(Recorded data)
######
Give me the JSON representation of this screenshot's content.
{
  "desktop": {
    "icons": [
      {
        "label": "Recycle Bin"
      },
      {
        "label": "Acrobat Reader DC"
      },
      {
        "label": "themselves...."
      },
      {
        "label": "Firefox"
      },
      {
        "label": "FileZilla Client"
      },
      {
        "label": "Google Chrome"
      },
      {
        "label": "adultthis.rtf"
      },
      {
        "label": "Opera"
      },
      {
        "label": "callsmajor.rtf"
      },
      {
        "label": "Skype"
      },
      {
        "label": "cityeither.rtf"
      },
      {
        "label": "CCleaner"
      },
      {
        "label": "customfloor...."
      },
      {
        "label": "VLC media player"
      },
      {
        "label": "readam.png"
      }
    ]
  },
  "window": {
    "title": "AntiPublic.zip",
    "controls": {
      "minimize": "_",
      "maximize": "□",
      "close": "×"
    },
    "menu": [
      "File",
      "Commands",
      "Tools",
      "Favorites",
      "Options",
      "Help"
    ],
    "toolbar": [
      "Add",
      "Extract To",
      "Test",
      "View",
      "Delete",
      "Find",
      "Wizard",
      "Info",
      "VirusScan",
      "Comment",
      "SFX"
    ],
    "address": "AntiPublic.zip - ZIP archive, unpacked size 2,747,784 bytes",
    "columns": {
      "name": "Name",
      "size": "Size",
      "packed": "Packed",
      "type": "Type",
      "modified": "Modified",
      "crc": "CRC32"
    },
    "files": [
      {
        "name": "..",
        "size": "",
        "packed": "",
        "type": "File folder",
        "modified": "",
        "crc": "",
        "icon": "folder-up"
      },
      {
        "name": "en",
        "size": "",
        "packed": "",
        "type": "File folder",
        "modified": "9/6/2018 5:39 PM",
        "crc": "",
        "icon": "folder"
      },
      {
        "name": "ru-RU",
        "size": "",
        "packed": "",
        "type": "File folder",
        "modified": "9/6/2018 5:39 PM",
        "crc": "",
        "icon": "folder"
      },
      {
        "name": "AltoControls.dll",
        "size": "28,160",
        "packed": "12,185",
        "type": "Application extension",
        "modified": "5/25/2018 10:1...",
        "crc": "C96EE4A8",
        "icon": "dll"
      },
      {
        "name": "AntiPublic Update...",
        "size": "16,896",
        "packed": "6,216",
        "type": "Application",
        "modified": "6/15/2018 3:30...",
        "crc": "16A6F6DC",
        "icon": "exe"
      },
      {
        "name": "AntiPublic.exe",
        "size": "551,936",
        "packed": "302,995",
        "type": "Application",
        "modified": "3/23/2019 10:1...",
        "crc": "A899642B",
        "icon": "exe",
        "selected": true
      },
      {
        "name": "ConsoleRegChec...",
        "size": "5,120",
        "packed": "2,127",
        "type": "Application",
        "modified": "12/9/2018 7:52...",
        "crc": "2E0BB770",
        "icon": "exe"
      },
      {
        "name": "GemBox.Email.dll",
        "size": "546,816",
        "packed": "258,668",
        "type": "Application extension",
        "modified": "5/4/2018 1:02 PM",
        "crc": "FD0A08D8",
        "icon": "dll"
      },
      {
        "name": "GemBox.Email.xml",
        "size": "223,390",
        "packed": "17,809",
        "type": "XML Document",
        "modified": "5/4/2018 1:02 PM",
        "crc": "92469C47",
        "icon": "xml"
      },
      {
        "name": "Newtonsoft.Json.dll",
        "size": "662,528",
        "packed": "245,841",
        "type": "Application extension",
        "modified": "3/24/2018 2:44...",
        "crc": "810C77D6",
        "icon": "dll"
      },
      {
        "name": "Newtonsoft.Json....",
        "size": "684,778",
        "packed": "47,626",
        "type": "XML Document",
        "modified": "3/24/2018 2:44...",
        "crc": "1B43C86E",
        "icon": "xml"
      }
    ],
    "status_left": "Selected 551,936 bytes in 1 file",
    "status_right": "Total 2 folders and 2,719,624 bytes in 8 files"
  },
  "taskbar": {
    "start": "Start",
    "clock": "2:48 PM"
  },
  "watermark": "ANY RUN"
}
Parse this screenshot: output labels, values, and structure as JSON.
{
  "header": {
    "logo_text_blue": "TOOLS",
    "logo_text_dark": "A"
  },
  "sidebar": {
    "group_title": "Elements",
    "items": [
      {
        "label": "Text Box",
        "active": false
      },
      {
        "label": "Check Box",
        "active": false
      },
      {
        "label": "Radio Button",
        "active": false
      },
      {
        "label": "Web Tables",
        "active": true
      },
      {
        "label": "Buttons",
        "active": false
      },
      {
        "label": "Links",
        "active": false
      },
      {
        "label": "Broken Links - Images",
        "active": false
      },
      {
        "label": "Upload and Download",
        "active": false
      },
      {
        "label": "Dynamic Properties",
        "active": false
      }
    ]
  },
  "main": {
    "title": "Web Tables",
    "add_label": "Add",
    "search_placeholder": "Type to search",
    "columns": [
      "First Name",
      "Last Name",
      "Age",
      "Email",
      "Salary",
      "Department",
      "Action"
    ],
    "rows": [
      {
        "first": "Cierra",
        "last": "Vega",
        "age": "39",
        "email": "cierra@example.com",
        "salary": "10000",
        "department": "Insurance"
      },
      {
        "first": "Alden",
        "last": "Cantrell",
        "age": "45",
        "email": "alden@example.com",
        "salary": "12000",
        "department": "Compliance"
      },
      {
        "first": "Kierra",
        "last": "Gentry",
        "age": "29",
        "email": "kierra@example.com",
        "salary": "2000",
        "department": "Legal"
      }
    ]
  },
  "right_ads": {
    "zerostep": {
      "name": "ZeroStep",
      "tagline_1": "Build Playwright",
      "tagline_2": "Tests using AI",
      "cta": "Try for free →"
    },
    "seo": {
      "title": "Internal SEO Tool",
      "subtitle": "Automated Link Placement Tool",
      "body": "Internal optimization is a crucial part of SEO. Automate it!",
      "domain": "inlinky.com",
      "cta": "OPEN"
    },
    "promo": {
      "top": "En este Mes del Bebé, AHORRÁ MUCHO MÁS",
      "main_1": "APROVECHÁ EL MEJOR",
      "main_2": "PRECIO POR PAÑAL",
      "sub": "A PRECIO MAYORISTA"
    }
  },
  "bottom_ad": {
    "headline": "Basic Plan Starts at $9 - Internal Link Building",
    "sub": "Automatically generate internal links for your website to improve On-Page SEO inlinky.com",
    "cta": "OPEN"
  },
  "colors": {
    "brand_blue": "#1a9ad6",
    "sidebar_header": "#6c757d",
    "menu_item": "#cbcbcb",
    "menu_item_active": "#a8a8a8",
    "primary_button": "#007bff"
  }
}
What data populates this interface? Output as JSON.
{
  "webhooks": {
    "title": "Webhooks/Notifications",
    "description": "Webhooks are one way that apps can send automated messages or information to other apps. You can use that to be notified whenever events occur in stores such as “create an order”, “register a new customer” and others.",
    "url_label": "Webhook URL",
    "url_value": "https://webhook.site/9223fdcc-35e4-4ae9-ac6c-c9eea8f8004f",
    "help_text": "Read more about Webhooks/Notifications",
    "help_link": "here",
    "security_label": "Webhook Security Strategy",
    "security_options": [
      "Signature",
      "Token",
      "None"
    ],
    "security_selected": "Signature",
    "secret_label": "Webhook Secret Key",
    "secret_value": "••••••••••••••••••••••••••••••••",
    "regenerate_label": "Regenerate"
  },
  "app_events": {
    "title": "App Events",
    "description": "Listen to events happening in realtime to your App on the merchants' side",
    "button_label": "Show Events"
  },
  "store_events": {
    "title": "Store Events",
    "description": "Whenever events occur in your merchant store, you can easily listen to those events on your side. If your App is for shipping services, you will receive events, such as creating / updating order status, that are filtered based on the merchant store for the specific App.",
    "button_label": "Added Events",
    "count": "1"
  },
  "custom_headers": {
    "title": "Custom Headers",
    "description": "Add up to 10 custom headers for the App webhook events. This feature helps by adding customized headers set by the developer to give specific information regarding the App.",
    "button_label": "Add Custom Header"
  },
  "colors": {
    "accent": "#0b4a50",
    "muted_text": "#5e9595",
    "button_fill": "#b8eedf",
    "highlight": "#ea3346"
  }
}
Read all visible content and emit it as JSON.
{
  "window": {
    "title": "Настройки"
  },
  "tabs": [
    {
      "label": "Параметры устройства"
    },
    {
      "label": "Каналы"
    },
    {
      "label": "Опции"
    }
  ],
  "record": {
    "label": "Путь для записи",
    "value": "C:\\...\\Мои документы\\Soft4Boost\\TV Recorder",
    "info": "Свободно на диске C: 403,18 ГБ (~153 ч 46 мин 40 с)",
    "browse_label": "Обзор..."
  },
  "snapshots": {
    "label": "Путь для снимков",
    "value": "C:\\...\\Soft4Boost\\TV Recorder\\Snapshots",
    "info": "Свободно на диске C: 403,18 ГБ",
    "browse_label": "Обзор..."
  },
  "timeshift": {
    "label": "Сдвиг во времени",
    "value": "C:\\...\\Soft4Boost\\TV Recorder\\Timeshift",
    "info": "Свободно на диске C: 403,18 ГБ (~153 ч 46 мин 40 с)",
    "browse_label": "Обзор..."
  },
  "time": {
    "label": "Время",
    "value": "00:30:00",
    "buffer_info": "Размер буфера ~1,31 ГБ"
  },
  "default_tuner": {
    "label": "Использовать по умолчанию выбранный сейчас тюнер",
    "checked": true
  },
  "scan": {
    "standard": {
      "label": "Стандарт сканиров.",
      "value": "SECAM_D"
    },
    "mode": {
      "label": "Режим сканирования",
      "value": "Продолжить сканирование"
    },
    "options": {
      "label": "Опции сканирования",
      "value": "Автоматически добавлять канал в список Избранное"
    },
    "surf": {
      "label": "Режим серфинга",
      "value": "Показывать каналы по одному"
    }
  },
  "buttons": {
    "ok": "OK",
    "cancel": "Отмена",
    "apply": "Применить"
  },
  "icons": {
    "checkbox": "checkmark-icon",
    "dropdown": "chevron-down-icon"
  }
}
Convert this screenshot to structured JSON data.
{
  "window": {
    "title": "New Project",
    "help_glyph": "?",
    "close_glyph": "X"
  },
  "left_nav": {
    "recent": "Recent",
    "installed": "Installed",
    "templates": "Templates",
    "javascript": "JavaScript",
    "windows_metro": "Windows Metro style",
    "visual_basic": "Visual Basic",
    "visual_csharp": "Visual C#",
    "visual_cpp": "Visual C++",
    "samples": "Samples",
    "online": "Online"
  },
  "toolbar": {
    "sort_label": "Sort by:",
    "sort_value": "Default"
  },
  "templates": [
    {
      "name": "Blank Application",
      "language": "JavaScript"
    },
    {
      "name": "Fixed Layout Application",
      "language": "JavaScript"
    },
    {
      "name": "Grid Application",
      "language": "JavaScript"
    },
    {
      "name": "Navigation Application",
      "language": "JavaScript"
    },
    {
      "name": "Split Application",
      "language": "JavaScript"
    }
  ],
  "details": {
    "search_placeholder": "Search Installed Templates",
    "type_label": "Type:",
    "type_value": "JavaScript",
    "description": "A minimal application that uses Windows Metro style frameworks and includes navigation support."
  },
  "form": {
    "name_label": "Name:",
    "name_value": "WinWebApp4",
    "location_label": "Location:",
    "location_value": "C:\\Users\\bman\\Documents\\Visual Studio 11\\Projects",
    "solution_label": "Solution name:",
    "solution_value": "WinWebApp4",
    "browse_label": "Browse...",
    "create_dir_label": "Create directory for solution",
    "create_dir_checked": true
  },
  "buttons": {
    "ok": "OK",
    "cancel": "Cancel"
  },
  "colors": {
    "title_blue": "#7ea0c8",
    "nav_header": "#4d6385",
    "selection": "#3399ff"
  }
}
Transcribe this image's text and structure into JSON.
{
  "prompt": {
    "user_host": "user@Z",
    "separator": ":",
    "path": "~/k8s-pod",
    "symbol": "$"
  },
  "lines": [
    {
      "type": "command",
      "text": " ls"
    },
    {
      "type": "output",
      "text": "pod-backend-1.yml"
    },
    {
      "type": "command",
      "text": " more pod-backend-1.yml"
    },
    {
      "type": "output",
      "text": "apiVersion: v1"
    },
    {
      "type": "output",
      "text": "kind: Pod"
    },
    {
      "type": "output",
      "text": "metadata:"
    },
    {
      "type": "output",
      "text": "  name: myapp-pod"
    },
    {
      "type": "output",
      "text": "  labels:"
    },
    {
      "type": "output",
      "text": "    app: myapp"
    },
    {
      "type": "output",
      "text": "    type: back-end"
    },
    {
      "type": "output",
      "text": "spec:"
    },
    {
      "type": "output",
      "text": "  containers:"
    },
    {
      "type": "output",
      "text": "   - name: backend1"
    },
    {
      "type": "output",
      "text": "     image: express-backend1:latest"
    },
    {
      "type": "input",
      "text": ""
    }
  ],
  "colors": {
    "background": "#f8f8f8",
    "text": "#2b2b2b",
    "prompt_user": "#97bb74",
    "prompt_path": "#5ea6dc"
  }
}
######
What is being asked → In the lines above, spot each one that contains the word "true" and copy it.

Output for this task →
        "selected": true
        "active": true
    "checked": true
    "create_dir_checked": true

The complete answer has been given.